=== MATERIAL SHOWN ===
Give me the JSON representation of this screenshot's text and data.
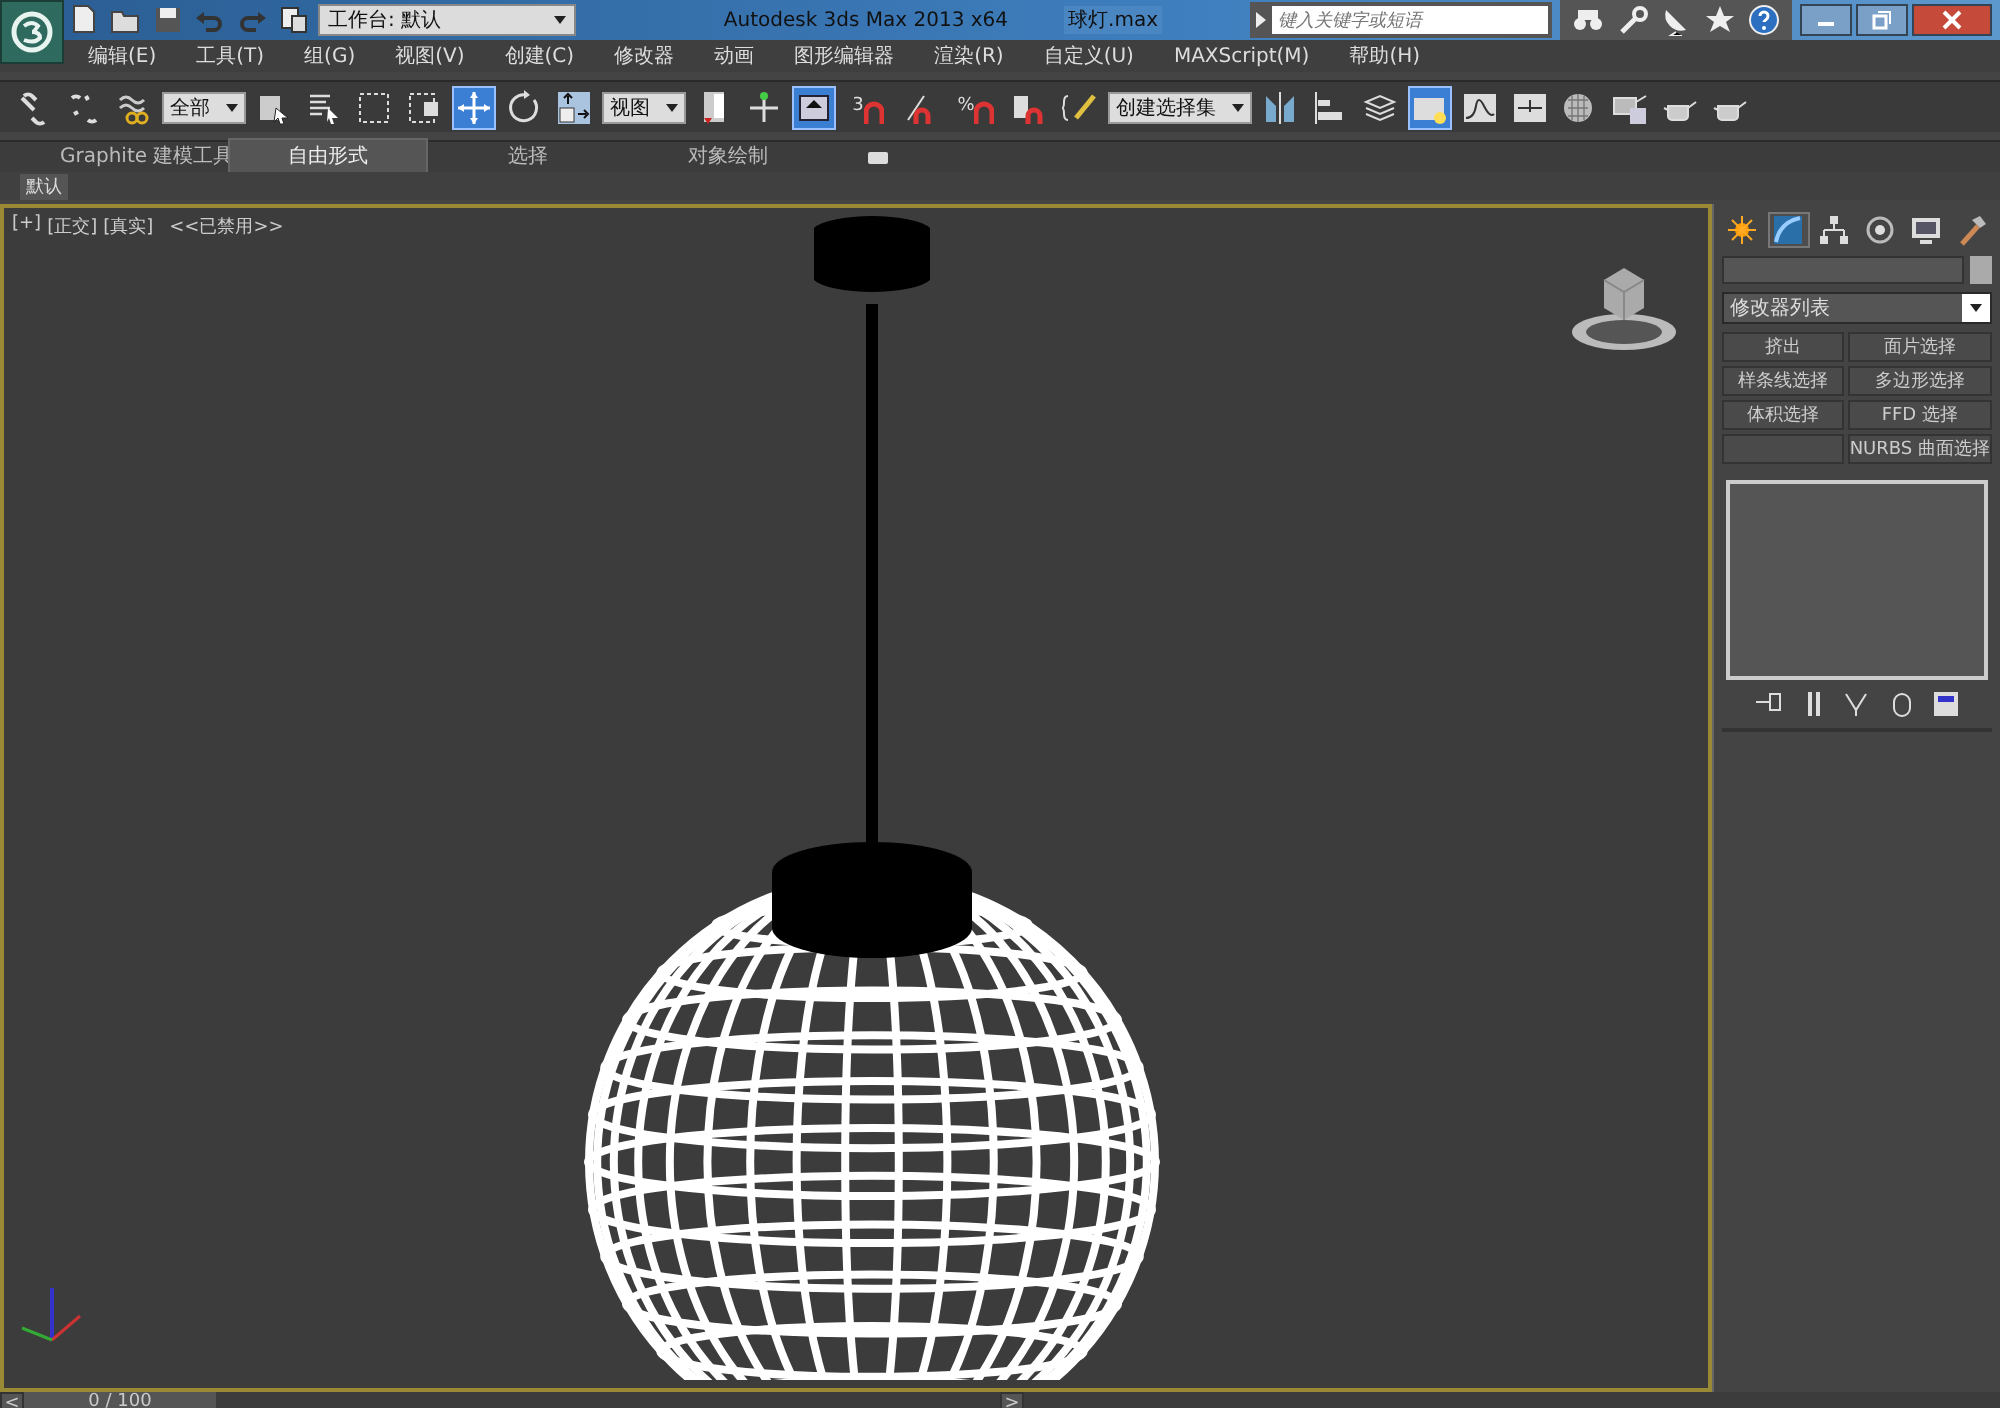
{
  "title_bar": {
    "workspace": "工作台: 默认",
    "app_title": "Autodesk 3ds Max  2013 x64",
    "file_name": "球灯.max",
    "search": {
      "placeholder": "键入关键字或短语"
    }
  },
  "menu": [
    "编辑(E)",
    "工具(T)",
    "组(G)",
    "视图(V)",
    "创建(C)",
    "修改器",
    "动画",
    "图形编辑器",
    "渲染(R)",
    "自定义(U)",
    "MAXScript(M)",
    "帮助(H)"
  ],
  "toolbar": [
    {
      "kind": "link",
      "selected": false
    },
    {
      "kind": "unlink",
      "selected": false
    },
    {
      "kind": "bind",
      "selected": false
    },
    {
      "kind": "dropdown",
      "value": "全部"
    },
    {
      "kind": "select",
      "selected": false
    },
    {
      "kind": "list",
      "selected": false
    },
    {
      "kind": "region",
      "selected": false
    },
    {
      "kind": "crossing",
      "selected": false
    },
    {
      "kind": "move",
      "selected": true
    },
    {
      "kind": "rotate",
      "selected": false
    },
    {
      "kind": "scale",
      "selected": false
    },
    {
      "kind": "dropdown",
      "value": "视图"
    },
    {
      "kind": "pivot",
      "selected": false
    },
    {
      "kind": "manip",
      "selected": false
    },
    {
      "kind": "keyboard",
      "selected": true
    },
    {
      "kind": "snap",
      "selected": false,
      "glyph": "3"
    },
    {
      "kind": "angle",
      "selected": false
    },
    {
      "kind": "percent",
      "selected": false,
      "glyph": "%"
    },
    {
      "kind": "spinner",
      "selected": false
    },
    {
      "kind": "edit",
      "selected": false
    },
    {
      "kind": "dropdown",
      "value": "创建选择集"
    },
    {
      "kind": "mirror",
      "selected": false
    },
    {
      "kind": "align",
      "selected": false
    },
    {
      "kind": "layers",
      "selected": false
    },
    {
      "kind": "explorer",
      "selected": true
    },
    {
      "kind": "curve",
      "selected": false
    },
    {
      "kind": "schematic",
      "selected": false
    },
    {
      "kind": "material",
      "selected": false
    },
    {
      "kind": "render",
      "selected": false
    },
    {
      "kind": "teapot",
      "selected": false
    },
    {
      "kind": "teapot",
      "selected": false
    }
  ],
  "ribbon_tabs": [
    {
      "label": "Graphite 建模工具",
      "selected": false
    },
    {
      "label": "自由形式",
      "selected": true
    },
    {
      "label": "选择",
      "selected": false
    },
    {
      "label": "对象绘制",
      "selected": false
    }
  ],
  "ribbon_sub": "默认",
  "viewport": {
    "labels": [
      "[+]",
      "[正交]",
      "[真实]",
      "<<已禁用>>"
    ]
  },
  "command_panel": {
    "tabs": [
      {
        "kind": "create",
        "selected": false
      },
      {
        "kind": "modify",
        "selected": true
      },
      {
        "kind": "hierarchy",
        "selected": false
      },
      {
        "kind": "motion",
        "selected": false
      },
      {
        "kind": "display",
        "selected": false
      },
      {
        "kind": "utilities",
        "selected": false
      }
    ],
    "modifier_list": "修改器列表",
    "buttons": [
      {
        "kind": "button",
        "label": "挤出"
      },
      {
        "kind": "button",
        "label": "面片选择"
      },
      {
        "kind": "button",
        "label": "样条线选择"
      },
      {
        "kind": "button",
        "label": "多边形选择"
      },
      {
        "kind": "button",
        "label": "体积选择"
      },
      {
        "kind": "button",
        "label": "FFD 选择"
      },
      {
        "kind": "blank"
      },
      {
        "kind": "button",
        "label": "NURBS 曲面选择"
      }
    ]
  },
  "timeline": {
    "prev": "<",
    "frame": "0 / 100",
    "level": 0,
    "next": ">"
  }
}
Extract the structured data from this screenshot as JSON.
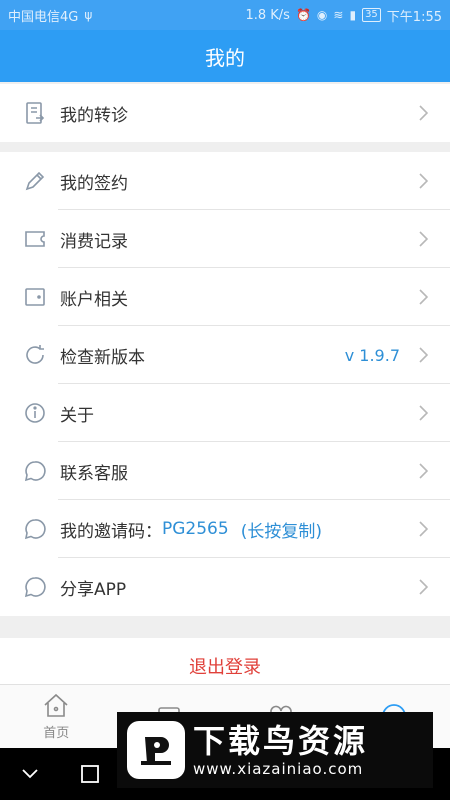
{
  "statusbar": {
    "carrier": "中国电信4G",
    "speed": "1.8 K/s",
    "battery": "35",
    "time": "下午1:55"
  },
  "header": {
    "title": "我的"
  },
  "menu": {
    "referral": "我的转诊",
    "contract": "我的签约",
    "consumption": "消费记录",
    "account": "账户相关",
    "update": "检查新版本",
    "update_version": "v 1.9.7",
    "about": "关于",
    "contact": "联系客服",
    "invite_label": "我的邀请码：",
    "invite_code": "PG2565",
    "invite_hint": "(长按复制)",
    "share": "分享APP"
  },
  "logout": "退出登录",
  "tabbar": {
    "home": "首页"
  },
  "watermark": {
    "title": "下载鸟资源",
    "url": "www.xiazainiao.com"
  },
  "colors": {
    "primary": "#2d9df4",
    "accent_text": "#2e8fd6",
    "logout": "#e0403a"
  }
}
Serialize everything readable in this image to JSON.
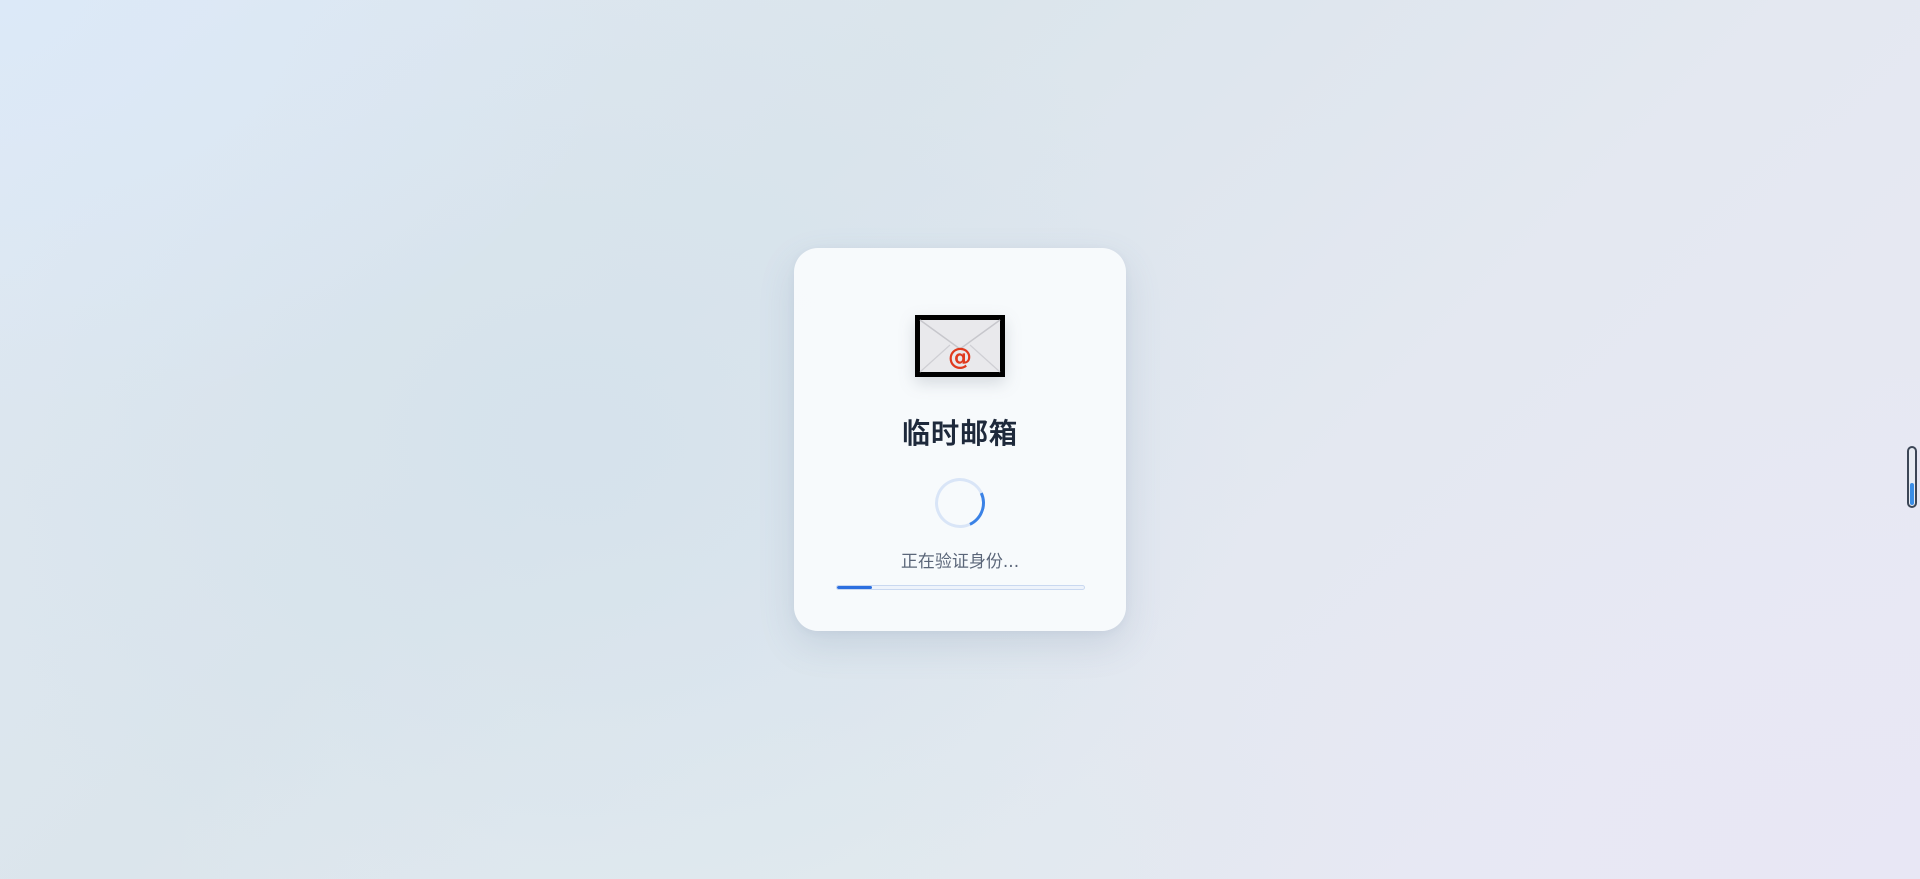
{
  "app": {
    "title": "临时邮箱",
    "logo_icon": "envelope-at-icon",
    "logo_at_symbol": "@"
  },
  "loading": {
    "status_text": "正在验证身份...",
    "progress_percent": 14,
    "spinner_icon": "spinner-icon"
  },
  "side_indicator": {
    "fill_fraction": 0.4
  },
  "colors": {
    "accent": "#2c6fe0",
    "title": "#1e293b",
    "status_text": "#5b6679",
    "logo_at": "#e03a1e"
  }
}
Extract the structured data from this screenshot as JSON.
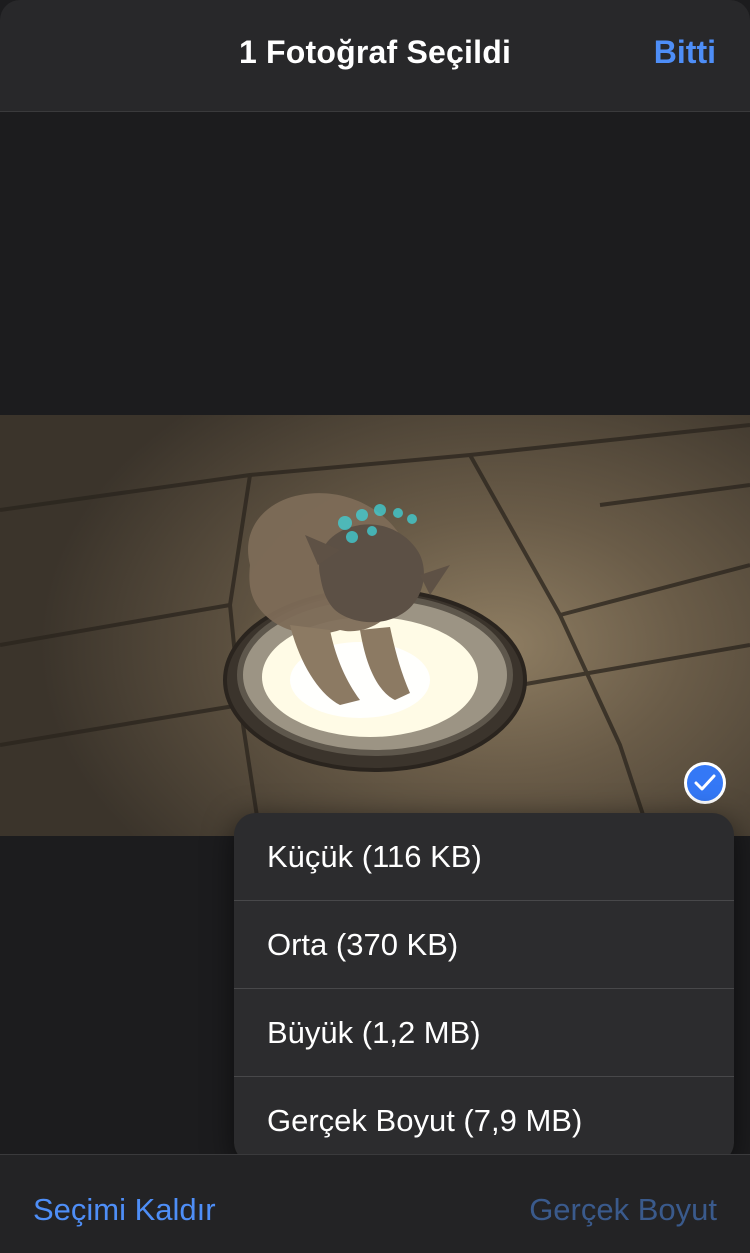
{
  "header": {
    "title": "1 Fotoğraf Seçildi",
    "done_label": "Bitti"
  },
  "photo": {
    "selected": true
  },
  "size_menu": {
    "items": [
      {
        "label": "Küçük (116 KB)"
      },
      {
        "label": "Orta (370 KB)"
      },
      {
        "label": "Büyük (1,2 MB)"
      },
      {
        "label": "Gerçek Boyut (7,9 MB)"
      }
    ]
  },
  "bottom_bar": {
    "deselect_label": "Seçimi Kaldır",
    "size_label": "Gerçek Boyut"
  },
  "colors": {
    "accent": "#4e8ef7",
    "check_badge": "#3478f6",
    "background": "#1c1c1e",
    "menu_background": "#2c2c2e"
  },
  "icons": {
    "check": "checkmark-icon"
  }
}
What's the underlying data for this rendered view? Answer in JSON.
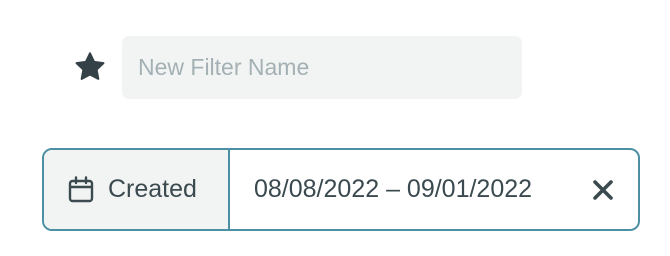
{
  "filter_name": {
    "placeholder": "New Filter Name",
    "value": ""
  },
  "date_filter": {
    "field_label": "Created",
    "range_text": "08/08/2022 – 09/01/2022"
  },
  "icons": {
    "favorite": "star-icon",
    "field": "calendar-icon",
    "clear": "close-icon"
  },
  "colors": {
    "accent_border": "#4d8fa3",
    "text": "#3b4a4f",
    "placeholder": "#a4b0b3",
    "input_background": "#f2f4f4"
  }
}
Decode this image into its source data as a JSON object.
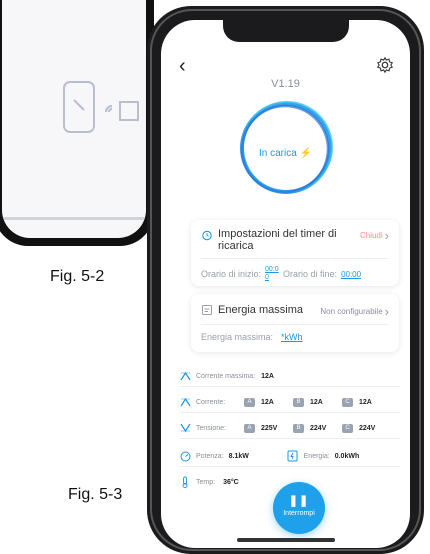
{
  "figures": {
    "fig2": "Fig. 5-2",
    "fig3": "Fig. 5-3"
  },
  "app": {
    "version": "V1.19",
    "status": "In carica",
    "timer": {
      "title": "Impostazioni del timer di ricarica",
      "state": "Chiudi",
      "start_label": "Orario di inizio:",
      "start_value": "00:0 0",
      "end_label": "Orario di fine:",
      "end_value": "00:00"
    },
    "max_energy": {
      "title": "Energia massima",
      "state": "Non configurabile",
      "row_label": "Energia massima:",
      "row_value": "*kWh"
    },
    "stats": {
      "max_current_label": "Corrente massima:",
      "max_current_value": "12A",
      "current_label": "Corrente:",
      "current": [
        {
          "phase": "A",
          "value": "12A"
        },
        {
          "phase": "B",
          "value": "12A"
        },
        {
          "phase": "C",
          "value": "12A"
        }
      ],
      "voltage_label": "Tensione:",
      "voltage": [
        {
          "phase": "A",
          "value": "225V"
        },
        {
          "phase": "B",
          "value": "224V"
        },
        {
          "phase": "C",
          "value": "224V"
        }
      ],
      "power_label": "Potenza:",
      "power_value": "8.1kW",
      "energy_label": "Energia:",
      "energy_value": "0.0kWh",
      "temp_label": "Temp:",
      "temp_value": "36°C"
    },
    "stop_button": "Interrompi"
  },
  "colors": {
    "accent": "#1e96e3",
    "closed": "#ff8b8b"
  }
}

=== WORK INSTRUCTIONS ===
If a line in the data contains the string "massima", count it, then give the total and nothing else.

=== WRITTEN REPLY ===
3